COS 130-8
Soil mutualists mediate interactions of Trifolium species: Implications for fine-scale co-occurrence

Thursday, August 13, 2015: 4:00 PM
344, Baltimore Convention Center
Andrew Siefert, Department of Evolution and Ecology, University of California, Davis, Davis, CA, USA
Kenneth W. Zillig, Department of Evolution and Ecology, University of California, Davis, Davis, CA,
Maren L Friesen, Plant Biology, Michigan State University, ,
Sharon Strauss, Department of Evolution and Ecology, University of California, Davis, Davis, CA, USA

Plant species exhibit varying degrees of spatial co-occurrence in natural communities. Species pairs may be segregated, aggregated, or independently distributed on local to regional spatial scales. These patterns may be driven by multiple factors, including interactions between plants species, interactions between plants and soil microbes, and plant adaptation to local abiotic heterogeneity. Here we, we investigated the effects of soil mutualists, including rhizobial and fungal symbionts, on interactions between Trifolium species with varying degrees of fine-scale co-occurrence within coastal prairie communities. We grew three focal species—T. fucatum, T. gracilentum, and T. microdon—in a factorial greenhouse experiment manipulating competitor (alone, conspecific, or heterospecific), soil source (home or away), and soil microbes (sterile, small, or small plus large microbes) and tested the effects of these factors and their interactions on focal plant performance and rhizobial associations.


Responses to competition and soil microbes were strongest in T. fucatum, which is spatially segregated from the other experimental species in natural communities. T. fucatum was strongly suppressed by conspecific competitors and benefit from the presence of familiar soil rhizobia. In contrast, T. gracilentum and T. microdon, which frequently co-occur together at fine scales, showed limited responses to competition and soil microbes. Across all species, soil microbes modified responses of focal plants to competition. Focal plants were less suppressed by conspecific and heterospecific neighbors in the presence of familiar rhizobia.
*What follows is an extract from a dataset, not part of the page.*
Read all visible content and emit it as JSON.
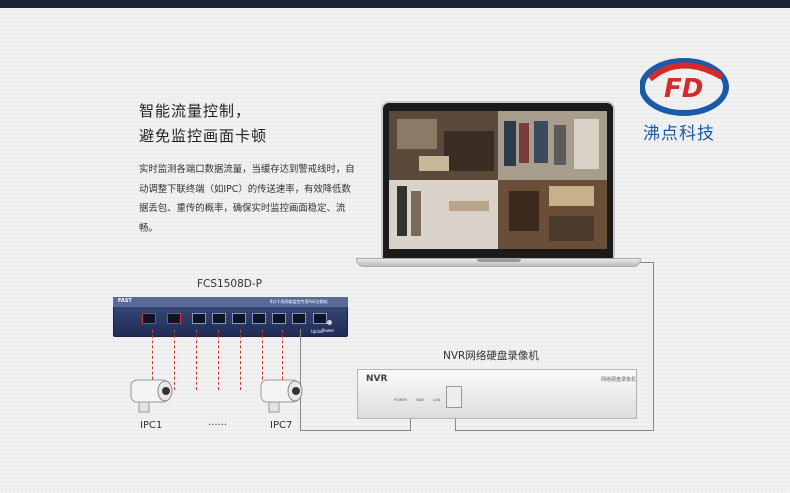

The presence of plant neighbors in turn modified the response of focal plants to soil microbes. Focal plants experienced a larger benefit of familiar soil microbes when growing with competitors versus alone. These results demonstrate that plant-plant and plant-mutualist interactions interact to determine plant performance, suggesting mechanisms that drive observed patterns of species co-occurrence in natural communities.